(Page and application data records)
=======

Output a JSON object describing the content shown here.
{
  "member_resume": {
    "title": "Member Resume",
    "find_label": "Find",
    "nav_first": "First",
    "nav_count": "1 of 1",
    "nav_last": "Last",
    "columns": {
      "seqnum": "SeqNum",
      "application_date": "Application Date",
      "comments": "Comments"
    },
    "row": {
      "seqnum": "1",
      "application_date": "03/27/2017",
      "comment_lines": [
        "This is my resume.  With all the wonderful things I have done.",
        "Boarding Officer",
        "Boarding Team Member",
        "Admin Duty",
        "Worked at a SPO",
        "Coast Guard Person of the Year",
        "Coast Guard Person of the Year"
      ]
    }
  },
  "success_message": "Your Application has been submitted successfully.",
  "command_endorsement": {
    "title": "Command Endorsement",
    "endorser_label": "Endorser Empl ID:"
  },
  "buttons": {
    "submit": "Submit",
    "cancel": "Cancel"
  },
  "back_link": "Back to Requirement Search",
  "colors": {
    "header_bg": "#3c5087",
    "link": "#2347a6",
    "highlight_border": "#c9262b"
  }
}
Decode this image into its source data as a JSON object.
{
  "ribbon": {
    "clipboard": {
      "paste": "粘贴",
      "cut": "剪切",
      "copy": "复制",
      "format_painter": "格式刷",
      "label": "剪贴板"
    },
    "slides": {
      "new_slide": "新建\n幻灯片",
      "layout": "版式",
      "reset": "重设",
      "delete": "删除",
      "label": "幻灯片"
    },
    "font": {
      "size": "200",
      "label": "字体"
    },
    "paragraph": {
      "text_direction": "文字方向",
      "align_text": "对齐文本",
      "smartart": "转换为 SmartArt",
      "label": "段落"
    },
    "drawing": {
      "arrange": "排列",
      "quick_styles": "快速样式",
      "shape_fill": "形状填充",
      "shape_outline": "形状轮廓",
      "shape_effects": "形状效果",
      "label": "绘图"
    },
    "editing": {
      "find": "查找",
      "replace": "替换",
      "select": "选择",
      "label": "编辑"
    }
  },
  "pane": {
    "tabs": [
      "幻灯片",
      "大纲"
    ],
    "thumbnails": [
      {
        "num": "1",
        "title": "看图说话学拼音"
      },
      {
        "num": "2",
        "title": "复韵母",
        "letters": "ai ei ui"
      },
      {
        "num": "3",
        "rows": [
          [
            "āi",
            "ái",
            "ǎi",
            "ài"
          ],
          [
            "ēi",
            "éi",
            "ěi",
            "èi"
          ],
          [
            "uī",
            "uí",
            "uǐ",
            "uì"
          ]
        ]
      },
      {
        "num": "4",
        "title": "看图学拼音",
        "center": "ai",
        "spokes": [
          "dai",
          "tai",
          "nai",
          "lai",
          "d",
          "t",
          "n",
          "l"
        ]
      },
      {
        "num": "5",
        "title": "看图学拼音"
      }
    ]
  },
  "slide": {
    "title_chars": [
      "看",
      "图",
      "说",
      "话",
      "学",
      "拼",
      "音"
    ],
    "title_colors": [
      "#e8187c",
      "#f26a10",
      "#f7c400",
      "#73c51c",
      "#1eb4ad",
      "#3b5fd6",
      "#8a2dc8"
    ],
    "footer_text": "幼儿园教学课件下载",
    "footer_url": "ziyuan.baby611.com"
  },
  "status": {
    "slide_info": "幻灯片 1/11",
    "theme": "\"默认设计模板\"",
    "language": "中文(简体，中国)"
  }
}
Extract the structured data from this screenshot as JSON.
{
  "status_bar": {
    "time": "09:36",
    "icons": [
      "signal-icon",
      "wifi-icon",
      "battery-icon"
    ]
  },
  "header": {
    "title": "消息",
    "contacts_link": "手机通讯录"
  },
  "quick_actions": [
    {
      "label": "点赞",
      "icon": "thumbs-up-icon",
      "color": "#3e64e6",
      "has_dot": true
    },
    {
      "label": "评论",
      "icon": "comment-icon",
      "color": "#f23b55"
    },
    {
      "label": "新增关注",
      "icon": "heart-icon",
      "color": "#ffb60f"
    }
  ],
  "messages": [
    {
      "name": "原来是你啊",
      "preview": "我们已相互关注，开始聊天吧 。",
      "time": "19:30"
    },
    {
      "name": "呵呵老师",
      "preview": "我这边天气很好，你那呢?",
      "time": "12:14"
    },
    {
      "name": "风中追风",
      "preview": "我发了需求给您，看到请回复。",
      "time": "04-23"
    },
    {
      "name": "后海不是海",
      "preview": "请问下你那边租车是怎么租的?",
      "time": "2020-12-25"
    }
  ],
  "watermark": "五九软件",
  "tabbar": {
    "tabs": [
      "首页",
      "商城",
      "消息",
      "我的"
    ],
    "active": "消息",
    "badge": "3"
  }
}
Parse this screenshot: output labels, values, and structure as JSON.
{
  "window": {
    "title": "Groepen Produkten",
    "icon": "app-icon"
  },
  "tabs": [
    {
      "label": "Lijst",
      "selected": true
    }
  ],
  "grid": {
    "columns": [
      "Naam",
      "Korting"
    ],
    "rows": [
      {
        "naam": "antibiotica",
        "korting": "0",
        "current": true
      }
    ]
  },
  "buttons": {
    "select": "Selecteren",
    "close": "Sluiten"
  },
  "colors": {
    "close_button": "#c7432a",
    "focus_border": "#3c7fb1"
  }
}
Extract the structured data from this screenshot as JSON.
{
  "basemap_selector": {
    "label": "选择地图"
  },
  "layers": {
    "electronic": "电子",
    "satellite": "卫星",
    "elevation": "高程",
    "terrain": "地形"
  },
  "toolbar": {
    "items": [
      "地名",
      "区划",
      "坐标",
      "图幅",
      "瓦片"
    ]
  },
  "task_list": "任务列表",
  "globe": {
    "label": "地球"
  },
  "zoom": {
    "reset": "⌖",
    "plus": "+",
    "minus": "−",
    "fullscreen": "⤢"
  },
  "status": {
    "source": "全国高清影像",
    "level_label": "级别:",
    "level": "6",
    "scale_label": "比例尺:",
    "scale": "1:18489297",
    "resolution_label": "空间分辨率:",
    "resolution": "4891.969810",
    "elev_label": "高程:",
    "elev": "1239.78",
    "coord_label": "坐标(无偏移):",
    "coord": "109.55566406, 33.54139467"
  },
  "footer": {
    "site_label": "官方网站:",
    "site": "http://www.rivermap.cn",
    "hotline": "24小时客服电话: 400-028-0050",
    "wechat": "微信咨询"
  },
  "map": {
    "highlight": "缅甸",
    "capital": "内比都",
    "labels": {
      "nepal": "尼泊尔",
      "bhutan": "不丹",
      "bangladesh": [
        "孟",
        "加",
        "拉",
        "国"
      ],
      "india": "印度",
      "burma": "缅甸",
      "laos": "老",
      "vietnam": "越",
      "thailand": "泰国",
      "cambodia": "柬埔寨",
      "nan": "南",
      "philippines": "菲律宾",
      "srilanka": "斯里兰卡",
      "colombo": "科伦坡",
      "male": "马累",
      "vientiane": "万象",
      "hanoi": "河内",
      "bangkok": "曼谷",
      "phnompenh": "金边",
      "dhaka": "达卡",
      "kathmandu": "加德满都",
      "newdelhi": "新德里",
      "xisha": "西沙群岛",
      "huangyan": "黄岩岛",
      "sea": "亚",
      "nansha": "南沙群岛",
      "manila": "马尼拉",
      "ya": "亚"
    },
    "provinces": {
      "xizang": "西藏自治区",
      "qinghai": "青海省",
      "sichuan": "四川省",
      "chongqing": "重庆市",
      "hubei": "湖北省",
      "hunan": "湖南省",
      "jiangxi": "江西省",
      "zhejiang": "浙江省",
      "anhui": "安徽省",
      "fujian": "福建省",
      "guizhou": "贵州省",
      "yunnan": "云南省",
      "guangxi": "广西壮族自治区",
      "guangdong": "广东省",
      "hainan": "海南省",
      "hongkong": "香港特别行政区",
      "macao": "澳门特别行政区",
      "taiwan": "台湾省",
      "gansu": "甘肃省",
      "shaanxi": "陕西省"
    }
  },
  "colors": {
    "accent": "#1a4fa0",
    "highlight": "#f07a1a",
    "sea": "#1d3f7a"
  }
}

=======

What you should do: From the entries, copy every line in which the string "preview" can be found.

Answer box:
      "preview": "我们已相互关注，开始聊天吧 。",
      "preview": "我这边天气很好，你那呢?",
      "preview": "我发了需求给您，看到请回复。",
      "preview": "请问下你那边租车是怎么租的?",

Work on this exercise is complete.